_Problem statement_: Check every line of the entries that follow, and copy the ones containing "handle".

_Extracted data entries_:
- Opening Delimiter -
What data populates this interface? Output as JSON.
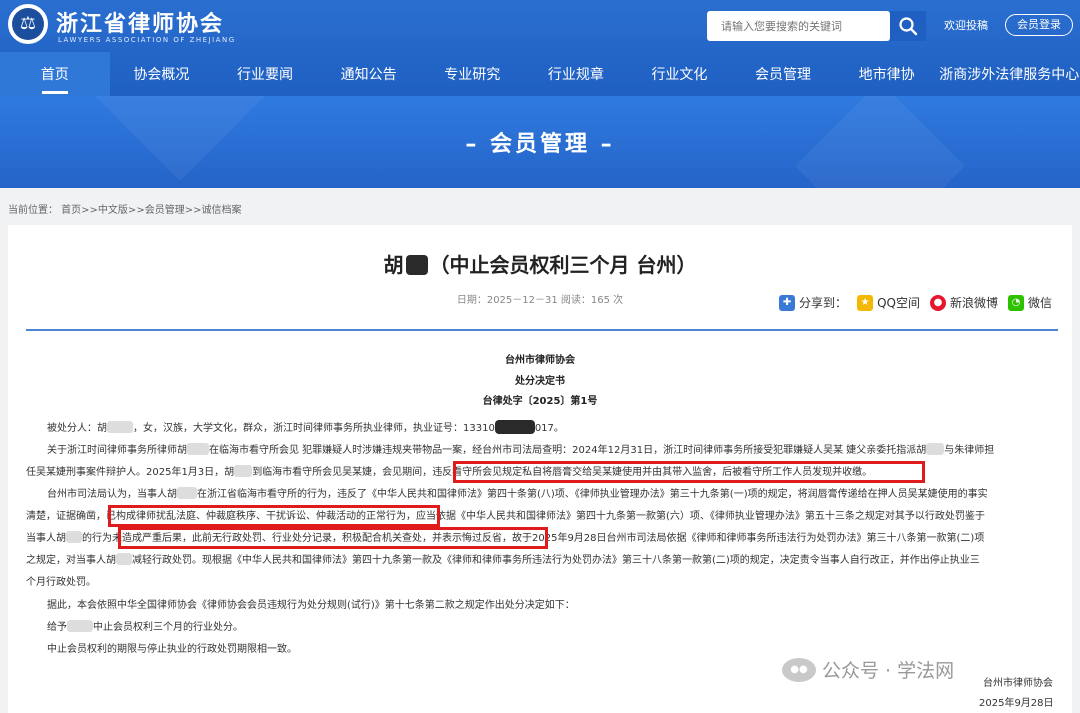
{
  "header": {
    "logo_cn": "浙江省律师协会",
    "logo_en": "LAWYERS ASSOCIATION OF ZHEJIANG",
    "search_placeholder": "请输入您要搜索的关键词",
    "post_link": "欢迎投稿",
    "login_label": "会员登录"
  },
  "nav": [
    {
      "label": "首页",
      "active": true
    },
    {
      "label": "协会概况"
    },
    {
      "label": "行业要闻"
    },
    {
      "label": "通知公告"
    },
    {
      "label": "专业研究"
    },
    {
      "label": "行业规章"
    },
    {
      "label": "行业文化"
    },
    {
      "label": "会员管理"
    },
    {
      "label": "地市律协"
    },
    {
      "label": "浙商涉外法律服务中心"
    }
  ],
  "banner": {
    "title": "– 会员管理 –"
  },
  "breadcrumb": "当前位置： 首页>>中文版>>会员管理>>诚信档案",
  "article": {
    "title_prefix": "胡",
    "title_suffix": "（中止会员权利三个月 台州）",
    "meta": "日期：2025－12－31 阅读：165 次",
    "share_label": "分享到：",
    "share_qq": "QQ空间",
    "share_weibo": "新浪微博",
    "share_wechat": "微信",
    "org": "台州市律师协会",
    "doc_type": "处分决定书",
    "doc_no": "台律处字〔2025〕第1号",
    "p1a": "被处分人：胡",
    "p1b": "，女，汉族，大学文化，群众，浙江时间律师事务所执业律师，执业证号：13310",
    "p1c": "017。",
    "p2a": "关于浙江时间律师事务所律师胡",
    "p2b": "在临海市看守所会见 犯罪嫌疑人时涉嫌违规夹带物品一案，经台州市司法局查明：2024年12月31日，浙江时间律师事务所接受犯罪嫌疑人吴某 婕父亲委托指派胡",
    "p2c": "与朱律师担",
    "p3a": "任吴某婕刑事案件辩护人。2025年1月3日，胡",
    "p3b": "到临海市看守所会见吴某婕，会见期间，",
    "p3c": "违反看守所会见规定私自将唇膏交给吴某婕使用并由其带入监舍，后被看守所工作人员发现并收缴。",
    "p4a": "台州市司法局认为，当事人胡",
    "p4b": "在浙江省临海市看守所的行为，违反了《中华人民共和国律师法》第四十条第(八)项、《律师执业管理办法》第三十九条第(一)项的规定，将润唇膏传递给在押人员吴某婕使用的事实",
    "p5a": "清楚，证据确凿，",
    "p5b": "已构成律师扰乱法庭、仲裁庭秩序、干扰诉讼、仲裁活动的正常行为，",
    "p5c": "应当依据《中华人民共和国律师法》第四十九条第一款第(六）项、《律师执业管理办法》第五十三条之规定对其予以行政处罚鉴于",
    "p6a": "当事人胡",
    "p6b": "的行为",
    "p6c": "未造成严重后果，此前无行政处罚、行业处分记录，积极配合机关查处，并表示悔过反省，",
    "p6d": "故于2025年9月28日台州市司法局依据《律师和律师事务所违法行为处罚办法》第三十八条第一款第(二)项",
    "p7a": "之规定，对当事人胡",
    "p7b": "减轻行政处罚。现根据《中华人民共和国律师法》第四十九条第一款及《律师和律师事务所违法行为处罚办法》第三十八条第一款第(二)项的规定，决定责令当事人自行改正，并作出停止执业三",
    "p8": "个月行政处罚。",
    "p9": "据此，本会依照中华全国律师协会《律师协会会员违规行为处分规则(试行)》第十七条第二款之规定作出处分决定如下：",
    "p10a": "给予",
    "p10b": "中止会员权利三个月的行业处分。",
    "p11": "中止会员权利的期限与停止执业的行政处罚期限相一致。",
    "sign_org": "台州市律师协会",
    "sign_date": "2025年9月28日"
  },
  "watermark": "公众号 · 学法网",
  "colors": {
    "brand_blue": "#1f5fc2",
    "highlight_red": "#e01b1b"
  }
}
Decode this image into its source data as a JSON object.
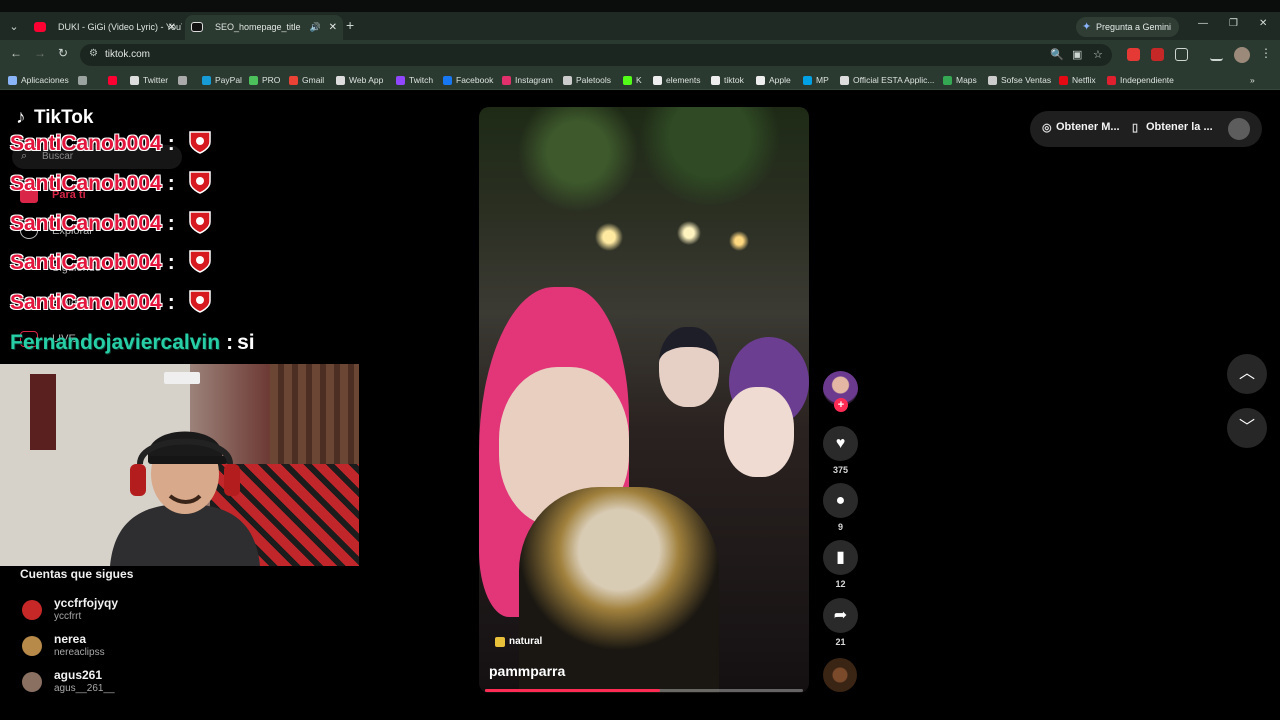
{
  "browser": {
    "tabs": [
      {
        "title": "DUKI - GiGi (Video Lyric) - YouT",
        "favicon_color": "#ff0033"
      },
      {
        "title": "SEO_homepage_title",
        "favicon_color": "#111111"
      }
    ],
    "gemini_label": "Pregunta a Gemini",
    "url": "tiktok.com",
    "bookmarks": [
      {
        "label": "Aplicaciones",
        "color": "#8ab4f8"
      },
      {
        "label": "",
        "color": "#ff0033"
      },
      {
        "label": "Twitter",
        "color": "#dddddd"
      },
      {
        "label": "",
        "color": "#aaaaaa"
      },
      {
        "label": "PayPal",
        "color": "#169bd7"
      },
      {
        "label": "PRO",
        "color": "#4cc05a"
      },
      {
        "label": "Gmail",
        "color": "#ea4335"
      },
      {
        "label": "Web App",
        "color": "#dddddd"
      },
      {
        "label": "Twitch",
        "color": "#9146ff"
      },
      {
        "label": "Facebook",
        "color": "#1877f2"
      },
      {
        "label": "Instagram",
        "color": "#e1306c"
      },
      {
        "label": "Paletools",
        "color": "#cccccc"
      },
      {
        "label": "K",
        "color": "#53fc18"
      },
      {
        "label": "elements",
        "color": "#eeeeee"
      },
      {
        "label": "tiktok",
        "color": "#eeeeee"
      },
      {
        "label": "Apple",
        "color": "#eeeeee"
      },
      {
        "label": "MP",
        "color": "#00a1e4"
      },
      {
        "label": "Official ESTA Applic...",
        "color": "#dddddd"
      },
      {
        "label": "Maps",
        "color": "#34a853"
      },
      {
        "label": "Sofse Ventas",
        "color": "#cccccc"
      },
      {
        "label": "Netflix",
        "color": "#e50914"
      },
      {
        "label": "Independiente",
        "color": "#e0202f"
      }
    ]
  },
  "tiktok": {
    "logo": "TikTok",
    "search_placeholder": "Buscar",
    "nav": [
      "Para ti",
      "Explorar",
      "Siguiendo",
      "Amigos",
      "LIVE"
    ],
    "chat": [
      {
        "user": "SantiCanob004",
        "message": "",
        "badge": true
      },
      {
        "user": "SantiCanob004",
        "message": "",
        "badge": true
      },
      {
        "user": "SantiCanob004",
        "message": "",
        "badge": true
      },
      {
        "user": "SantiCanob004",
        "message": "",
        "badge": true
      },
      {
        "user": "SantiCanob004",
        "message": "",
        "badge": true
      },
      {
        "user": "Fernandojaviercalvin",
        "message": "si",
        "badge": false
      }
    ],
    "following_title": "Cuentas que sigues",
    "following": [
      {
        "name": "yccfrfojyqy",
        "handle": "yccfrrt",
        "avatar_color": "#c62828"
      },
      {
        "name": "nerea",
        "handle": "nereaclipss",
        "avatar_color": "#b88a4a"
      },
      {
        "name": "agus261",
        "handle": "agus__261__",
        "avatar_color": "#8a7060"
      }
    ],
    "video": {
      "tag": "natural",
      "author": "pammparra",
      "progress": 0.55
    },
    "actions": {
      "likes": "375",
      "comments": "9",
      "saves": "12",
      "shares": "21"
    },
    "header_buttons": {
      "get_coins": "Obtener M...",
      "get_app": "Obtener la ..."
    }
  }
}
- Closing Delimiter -
_Written solution_:
        "handle": "yccfrrt",
        "handle": "nereaclipss",
        "handle": "agus__261__",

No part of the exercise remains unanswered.